--- Information provided ---

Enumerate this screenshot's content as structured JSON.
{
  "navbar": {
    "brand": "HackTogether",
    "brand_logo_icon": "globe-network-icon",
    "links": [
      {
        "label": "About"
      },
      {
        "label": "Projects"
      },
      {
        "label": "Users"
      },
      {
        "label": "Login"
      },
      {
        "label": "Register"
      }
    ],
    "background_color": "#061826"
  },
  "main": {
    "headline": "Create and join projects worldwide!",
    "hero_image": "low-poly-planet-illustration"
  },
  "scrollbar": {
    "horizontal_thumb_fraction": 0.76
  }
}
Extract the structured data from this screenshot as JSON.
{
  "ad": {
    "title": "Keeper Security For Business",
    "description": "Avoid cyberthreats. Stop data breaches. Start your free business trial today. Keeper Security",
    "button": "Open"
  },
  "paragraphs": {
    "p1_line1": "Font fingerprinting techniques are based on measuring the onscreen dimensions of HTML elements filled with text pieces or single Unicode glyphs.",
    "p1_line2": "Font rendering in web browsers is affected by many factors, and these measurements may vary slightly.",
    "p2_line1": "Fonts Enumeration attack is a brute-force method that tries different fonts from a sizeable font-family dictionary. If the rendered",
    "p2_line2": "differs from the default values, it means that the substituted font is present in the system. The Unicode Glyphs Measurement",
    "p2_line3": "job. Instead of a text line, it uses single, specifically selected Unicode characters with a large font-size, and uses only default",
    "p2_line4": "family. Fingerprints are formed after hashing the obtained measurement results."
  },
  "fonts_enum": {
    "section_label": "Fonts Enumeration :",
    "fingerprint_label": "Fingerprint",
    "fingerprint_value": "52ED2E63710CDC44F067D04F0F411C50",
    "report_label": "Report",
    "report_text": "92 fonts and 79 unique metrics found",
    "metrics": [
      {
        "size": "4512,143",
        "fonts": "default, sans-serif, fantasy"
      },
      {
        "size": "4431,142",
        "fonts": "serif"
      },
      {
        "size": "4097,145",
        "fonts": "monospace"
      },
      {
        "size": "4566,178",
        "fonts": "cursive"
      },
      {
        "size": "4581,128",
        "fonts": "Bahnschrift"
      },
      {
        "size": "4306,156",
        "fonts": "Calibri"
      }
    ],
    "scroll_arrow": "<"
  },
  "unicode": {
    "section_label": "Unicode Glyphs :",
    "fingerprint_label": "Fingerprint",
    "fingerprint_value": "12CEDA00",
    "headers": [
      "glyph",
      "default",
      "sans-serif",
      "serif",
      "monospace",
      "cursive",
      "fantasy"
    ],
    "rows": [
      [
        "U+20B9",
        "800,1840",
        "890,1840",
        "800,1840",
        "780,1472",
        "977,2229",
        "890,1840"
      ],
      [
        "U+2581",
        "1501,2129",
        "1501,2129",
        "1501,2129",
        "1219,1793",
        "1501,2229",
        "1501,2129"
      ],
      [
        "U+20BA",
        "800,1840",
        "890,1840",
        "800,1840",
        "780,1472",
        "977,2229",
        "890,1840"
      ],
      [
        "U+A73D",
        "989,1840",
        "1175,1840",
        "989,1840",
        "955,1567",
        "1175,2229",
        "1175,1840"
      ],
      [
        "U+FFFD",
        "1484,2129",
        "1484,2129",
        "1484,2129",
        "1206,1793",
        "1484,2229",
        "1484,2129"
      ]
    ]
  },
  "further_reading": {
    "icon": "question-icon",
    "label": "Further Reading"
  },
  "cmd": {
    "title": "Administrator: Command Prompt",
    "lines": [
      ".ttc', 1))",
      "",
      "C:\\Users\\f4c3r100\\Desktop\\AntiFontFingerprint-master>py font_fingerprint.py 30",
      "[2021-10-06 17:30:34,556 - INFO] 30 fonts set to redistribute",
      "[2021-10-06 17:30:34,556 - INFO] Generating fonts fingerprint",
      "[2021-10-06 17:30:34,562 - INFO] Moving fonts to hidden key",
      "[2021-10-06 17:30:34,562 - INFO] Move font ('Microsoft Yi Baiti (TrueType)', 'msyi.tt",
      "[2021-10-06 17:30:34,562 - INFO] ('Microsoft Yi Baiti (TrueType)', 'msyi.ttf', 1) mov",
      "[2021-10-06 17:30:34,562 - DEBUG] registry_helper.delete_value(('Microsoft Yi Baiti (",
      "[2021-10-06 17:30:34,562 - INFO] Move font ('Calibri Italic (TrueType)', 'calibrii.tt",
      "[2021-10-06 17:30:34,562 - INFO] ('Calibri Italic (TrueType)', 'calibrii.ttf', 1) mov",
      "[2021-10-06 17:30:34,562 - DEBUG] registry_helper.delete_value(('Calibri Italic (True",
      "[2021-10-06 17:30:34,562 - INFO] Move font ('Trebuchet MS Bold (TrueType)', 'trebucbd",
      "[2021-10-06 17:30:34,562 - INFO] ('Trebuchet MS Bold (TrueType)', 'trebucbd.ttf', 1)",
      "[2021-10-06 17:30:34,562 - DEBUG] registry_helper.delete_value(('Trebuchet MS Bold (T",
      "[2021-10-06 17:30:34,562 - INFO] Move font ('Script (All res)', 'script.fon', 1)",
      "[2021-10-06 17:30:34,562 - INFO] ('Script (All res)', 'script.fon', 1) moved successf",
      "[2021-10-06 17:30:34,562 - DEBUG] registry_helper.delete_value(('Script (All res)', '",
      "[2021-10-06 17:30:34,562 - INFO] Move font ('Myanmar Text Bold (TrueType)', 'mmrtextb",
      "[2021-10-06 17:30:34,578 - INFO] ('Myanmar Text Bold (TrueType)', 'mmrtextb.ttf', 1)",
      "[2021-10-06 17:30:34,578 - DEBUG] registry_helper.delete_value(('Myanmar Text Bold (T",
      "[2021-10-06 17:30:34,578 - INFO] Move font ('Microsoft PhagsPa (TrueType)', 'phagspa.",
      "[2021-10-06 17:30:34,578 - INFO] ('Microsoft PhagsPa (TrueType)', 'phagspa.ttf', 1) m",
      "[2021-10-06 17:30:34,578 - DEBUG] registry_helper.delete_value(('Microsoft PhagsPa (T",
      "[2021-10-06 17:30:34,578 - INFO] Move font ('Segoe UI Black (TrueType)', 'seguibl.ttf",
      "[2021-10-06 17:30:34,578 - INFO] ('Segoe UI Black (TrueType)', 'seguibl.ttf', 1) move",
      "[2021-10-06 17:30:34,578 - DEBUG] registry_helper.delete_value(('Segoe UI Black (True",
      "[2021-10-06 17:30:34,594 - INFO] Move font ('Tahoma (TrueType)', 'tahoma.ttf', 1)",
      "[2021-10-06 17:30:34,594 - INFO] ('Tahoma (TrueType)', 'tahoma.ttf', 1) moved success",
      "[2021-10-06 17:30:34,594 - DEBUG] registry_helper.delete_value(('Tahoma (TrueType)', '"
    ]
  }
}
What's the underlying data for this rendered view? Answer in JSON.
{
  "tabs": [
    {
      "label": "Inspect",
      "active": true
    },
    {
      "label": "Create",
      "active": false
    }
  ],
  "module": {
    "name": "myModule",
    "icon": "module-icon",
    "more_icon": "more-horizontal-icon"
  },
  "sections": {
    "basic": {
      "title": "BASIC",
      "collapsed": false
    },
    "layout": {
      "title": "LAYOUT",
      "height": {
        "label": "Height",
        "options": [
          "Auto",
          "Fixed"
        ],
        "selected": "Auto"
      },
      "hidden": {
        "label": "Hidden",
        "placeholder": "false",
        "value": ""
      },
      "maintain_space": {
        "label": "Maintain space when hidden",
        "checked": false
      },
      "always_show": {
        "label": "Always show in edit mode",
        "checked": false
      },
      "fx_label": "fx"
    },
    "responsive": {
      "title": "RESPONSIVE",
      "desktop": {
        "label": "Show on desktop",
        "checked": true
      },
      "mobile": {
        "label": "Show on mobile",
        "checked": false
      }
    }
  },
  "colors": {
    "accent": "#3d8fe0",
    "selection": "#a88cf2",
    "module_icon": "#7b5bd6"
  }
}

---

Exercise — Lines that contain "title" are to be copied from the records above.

Exercise result —
    "title": "Keeper Security For Business",
    "title": "Administrator: Command Prompt",
      "title": "BASIC",
      "title": "LAYOUT",
      "title": "RESPONSIVE",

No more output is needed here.